As to family life, it is hard to learn much about that in the high circles of the Argentine. Each family is run as a close corporation, and when a son is married he usually brings his wife home, when sometimes an addition is built to the house, and the newly-married couple moves into it. The sexes are not kept apart as much as in other parts of South America before marriage. Still there is no such indiscriminate calling and courting as in the United States. If a young man pay any attentions to a young woman he is understood to mean business, and if he go to her house often a marriage proposal is expected to follow. When he calls he does not see his sweetheart alone, and he is not permitted to be with her unless the family or some part of it is present.
After marriage there is more freedom, but even then women are closely watched. I am told that wives are usually faithful to their husbands and that the percentage of good married women is greater in Buenos Aires than in many of the capitals of Europe. One seldom hears of a scandal in connection with a wife or a mother of a high Argentine family. The country is Catholic and there is no such thing as a divorce, although there are separations. The women are proud, and their regard for their children often keeps them from making a fuss about things which otherwise they could not pardon. As to the men, there are many good husbands, but there are not a few who have the Parisian idea of such things, and who seem to model their lives after that of the heroes of French novels. The percentage of illegitimate births is very high.

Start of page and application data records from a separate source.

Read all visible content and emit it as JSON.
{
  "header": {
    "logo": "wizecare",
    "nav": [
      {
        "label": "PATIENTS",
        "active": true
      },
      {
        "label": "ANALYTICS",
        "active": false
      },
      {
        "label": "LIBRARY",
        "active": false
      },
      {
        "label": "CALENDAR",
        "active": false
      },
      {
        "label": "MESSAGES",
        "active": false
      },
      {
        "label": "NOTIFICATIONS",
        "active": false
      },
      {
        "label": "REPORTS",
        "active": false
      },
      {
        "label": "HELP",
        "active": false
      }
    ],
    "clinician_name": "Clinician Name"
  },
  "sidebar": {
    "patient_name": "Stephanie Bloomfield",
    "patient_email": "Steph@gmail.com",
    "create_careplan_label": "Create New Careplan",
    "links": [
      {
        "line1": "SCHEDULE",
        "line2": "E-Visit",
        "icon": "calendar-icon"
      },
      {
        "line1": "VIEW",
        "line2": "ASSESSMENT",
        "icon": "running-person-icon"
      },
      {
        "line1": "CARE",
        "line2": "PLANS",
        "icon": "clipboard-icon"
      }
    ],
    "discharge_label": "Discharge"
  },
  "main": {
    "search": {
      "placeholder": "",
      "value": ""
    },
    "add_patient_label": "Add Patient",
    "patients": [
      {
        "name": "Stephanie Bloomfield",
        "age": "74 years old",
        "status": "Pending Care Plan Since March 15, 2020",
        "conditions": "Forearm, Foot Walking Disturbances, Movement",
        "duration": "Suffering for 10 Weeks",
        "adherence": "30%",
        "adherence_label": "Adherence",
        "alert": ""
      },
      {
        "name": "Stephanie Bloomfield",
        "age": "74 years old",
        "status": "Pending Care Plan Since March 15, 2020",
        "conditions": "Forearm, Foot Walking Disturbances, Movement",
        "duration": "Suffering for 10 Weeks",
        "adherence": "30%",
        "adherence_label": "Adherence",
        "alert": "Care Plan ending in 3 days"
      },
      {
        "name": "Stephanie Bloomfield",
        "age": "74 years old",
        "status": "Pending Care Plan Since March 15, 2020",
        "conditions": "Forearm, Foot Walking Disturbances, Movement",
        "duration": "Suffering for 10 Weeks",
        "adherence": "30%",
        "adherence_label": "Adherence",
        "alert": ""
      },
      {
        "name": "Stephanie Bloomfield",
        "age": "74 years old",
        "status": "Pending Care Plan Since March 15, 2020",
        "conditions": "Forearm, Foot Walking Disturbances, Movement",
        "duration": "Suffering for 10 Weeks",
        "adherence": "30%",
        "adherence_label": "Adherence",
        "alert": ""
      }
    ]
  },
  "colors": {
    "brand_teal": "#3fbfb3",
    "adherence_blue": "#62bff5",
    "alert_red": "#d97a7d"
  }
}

The women are the religious element of Buenos Aires. They maintain the churches, attend mass regularly, and 'manage all the charities of the country. One of the chief charitable organizations which they control is supplied with funds from the national lottery, a certain percentage of its receipts being given them. This lottery has drawings weekly and the sums realized are enormous. The women take charge of the profits and spend the money for charity. Such actions must have a bad effect upon the character of the people. You cannot make a child think that it is bad to gamble when his mother handles ill-gotten gains, no matter for what good object. The result is that the Argentines are a nation of gamblers, and Buenos Aires to-day is as badly affected by its lottery as was New Orleans when the Louisiana raffle was in operation.
There are drawings now every week, the grand prize at times being upwards of $10o,000 in silver, and at Christmas time $i,000,000. Last year $28,000,000 worth of lottery tickets were sold. There are lottery offices in every block ; you meet lottery ticket peddlers on every corner, and one is not safe from them even at the doors of the churches.
Among the gambling institutions are the ball alleys, the races, and the stock-exchange. In the lotteries, the ball alleys, and on the race course, I see by a statement in a Buenos Aires paper, that $47,000,000 were lost and won last year, while the sales at the stock-exchange footed up the enormous amount of $436,000,000 in gold. The total foreign trade of Argentina during that year was less than $120,000,000 in gold, showing that three-fourths of the business of the exchange was done on worthless paper. There is a great deal of private gambling in Buenos Aires. There are card tables at the clubs where a "hacienda" may be lost in a night, and there are many small gambling hells that carry on their business contrary to law under the very eyes of the police.